WHAT IS REQUIRED >> Each entry needs to be reproduced exactly as it is.
---
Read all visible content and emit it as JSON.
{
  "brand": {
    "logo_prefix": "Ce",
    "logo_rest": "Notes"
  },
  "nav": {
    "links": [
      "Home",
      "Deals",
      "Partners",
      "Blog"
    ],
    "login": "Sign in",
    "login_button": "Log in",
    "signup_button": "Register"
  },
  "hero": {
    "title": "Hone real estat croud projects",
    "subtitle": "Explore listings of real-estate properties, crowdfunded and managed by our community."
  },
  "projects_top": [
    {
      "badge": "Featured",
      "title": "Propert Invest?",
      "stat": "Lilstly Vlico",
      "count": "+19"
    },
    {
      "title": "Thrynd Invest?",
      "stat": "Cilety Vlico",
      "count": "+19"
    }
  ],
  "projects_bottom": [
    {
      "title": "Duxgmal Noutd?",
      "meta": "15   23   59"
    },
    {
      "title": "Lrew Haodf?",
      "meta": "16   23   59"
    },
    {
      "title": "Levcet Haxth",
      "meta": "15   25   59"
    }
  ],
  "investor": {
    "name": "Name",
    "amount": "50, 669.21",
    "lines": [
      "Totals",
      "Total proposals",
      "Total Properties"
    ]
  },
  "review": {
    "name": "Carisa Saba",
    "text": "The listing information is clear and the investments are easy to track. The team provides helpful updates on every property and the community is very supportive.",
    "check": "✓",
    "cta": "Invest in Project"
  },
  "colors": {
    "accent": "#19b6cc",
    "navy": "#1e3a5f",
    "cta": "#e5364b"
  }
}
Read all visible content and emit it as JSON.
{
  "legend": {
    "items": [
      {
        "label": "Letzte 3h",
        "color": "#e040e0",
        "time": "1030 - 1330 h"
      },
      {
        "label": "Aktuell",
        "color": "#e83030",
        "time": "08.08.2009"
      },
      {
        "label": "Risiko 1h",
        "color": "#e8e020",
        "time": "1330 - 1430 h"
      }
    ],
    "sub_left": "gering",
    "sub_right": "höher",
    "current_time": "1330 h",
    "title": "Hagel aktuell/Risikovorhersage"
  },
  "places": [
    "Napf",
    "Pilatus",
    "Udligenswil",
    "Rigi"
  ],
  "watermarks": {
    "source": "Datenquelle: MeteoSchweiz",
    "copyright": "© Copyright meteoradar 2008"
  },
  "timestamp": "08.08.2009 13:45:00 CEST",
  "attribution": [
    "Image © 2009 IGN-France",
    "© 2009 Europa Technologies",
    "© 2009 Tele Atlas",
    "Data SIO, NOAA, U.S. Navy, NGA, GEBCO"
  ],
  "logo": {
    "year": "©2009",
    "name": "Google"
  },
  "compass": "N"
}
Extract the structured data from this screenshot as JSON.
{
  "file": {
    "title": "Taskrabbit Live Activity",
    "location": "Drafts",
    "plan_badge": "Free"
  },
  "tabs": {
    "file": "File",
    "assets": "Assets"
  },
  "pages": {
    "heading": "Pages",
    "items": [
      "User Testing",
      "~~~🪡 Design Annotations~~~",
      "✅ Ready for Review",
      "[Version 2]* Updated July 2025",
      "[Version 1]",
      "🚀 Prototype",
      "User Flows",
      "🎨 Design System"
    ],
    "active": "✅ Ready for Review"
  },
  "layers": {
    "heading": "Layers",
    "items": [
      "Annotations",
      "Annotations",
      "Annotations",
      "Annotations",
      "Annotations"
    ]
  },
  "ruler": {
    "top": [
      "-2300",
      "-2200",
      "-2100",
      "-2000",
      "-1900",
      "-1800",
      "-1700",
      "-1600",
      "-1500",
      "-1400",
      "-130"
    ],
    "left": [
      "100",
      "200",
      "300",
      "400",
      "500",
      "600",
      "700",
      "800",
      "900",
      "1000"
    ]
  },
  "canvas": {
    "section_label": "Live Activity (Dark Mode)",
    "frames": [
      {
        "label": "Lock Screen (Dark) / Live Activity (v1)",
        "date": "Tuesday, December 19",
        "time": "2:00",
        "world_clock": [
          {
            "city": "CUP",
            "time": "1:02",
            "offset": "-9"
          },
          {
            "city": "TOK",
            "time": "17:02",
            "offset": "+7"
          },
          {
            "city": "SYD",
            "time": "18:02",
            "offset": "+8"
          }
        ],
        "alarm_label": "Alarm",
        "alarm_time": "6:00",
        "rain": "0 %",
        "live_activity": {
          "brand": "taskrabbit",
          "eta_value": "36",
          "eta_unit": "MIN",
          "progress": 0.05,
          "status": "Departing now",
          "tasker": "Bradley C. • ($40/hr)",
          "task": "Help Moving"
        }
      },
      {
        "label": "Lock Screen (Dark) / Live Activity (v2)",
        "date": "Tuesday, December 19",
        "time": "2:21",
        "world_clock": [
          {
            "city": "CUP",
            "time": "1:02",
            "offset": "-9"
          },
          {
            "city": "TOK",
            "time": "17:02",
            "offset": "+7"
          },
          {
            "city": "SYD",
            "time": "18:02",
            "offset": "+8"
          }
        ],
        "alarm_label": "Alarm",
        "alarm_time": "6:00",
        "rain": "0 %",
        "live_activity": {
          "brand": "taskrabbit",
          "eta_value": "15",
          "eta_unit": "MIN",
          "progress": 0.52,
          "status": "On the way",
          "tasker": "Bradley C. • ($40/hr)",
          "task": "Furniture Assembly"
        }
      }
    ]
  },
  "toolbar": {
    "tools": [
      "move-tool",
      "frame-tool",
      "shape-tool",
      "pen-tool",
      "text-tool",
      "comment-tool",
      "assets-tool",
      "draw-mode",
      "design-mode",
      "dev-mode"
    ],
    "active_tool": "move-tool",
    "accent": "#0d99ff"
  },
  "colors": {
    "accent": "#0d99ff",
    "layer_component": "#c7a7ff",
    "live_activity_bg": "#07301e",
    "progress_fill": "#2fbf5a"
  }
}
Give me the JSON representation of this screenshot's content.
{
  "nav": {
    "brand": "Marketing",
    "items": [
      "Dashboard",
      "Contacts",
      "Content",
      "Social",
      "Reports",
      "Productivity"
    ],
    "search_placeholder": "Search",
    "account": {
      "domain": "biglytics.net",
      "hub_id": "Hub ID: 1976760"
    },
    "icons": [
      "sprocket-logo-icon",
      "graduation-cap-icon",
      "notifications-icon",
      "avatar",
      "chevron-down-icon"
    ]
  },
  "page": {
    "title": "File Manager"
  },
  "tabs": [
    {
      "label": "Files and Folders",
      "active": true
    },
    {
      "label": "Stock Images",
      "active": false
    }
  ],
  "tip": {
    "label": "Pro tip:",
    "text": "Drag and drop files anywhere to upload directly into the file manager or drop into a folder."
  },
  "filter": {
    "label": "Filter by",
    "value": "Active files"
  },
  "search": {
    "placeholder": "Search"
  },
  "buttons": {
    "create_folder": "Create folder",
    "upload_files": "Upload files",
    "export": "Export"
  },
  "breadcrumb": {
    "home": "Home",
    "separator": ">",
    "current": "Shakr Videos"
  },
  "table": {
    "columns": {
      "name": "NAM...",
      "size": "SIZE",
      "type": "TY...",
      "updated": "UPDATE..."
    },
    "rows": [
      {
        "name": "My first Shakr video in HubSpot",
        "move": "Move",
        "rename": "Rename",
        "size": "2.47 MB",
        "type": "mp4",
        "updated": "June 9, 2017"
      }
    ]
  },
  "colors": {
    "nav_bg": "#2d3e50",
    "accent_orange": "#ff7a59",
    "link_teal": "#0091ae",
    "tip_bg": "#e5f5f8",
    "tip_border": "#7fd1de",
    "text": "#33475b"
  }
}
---
RESULT OF THIS EXERCISE >>
Read all visible content and emit it as JSON.
{
  "brand": {
    "logo_prefix": "Ce",
    "logo_rest": "Notes"
  },
  "nav": {
    "links": [
      "Home",
      "Deals",
      "Partners",
      "Blog"
    ],
    "login": "Sign in",
    "login_button": "Log in",
    "signup_button": "Register"
  },
  "hero": {
    "title": "Hone real estat croud projects",
    "subtitle": "Explore listings of real-estate properties, crowdfunded and managed by our community."
  },
  "projects_top": [
    {
      "badge": "Featured",
      "title": "Propert Invest?",
      "stat": "Lilstly Vlico",
      "count": "+19"
    },
    {
      "title": "Thrynd Invest?",
      "stat": "Cilety Vlico",
      "count": "+19"
    }
  ],
  "projects_bottom": [
    {
      "title": "Duxgmal Noutd?",
      "meta": "15   23   59"
    },
    {
      "title": "Lrew Haodf?",
      "meta": "16   23   59"
    },
    {
      "title": "Levcet Haxth",
      "meta": "15   25   59"
    }
  ],
  "investor": {
    "name": "Name",
    "amount": "50, 669.21",
    "lines": [
      "Totals",
      "Total proposals",
      "Total Properties"
    ]
  },
  "review": {
    "name": "Carisa Saba",
    "text": "The listing information is clear and the investments are easy to track. The team provides helpful updates on every property and the community is very supportive.",
    "check": "✓",
    "cta": "Invest in Project"
  },
  "colors": {
    "accent": "#19b6cc",
    "navy": "#1e3a5f",
    "cta": "#e5364b"
  }
}
Read all visible content and emit it as JSON.
{
  "legend": {
    "items": [
      {
        "label": "Letzte 3h",
        "color": "#e040e0",
        "time": "1030 - 1330 h"
      },
      {
        "label": "Aktuell",
        "color": "#e83030",
        "time": "08.08.2009"
      },
      {
        "label": "Risiko 1h",
        "color": "#e8e020",
        "time": "1330 - 1430 h"
      }
    ],
    "sub_left": "gering",
    "sub_right": "höher",
    "current_time": "1330 h",
    "title": "Hagel aktuell/Risikovorhersage"
  },
  "places": [
    "Napf",
    "Pilatus",
    "Udligenswil",
    "Rigi"
  ],
  "watermarks": {
    "source": "Datenquelle: MeteoSchweiz",
    "copyright": "© Copyright meteoradar 2008"
  },
  "timestamp": "08.08.2009 13:45:00 CEST",
  "attribution": [
    "Image © 2009 IGN-France",
    "© 2009 Europa Technologies",
    "© 2009 Tele Atlas",
    "Data SIO, NOAA, U.S. Navy, NGA, GEBCO"
  ],
  "logo": {
    "year": "©2009",
    "name": "Google"
  },
  "compass": "N"
}
Extract the structured data from this screenshot as JSON.
{
  "file": {
    "title": "Taskrabbit Live Activity",
    "location": "Drafts",
    "plan_badge": "Free"
  },
  "tabs": {
    "file": "File",
    "assets": "Assets"
  },
  "pages": {
    "heading": "Pages",
    "items": [
      "User Testing",
      "~~~🪡 Design Annotations~~~",
      "✅ Ready for Review",
      "[Version 2]* Updated July 2025",
      "[Version 1]",
      "🚀 Prototype",
      "User Flows",
      "🎨 Design System"
    ],
    "active": "✅ Ready for Review"
  },
  "layers": {
    "heading": "Layers",
    "items": [
      "Annotations",
      "Annotations",
      "Annotations",
      "Annotations",
      "Annotations"
    ]
  },
  "ruler": {
    "top": [
      "-2300",
      "-2200",
      "-2100",
      "-2000",
      "-1900",
      "-1800",
      "-1700",
      "-1600",
      "-1500",
      "-1400",
      "-130"
    ],
    "left": [
      "100",
      "200",
      "300",
      "400",
      "500",
      "600",
      "700",
      "800",
      "900",
      "1000"
    ]
  },
  "canvas": {
    "section_label": "Live Activity (Dark Mode)",
    "frames": [
      {
        "label": "Lock Screen (Dark) / Live Activity (v1)",
        "date": "Tuesday, December 19",
        "time": "2:00",
        "world_clock": [
          {
            "city": "CUP",
            "time": "1:02",
            "offset": "-9"
          },
          {
            "city": "TOK",
            "time": "17:02",
            "offset": "+7"
          },
          {
            "city": "SYD",
            "time": "18:02",
            "offset": "+8"
          }
        ],
        "alarm_label": "Alarm",
        "alarm_time": "6:00",
        "rain": "0 %",
        "live_activity": {
          "brand": "taskrabbit",
          "eta_value": "36",
          "eta_unit": "MIN",
          "progress": 0.05,
          "status": "Departing now",
          "tasker": "Bradley C. • ($40/hr)",
          "task": "Help Moving"
        }
      },
      {
        "label": "Lock Screen (Dark) / Live Activity (v2)",
        "date": "Tuesday, December 19",
        "time": "2:21",
        "world_clock": [
          {
            "city": "CUP",
            "time": "1:02",
            "offset": "-9"
          },
          {
            "city": "TOK",
            "time": "17:02",
            "offset": "+7"
          },
          {
            "city": "SYD",
            "time": "18:02",
            "offset": "+8"
          }
        ],
        "alarm_label": "Alarm",
        "alarm_time": "6:00",
        "rain": "0 %",
        "live_activity": {
          "brand": "taskrabbit",
          "eta_value": "15",
          "eta_unit": "MIN",
          "progress": 0.52,
          "status": "On the way",
          "tasker": "Bradley C. • ($40/hr)",
          "task": "Furniture Assembly"
        }
      }
    ]
  },
  "toolbar": {
    "tools": [
      "move-tool",
      "frame-tool",
      "shape-tool",
      "pen-tool",
      "text-tool",
      "comment-tool",
      "assets-tool",
      "draw-mode",
      "design-mode",
      "dev-mode"
    ],
    "active_tool": "move-tool",
    "accent": "#0d99ff"
  },
  "colors": {
    "accent": "#0d99ff",
    "layer_component": "#c7a7ff",
    "live_activity_bg": "#07301e",
    "progress_fill": "#2fbf5a"
  }
}
Give me the JSON representation of this screenshot's content.
{
  "nav": {
    "brand": "Marketing",
    "items": [
      "Dashboard",
      "Contacts",
      "Content",
      "Social",
      "Reports",
      "Productivity"
    ],
    "search_placeholder": "Search",
    "account": {
      "domain": "biglytics.net",
      "hub_id": "Hub ID: 1976760"
    },
    "icons": [
      "sprocket-logo-icon",
      "graduation-cap-icon",
      "notifications-icon",
      "avatar",
      "chevron-down-icon"
    ]
  },
  "page": {
    "title": "File Manager"
  },
  "tabs": [
    {
      "label": "Files and Folders",
      "active": true
    },
    {
      "label": "Stock Images",
      "active": false
    }
  ],
  "tip": {
    "label": "Pro tip:",
    "text": "Drag and drop files anywhere to upload directly into the file manager or drop into a folder."
  },
  "filter": {
    "label": "Filter by",
    "value": "Active files"
  },
  "search": {
    "placeholder": "Search"
  },
  "buttons": {
    "create_folder": "Create folder",
    "upload_files": "Upload files",
    "export": "Export"
  },
  "breadcrumb": {
    "home": "Home",
    "separator": ">",
    "current": "Shakr Videos"
  },
  "table": {
    "columns": {
      "name": "NAM...",
      "size": "SIZE",
      "type": "TY...",
      "updated": "UPDATE..."
    },
    "rows": [
      {
        "name": "My first Shakr video in HubSpot",
        "move": "Move",
        "rename": "Rename",
        "size": "2.47 MB",
        "type": "mp4",
        "updated": "June 9, 2017"
      }
    ]
  },
  "colors": {
    "nav_bg": "#2d3e50",
    "accent_orange": "#ff7a59",
    "link_teal": "#0091ae",
    "tip_bg": "#e5f5f8",
    "tip_border": "#7fd1de",
    "text": "#33475b"
  }
}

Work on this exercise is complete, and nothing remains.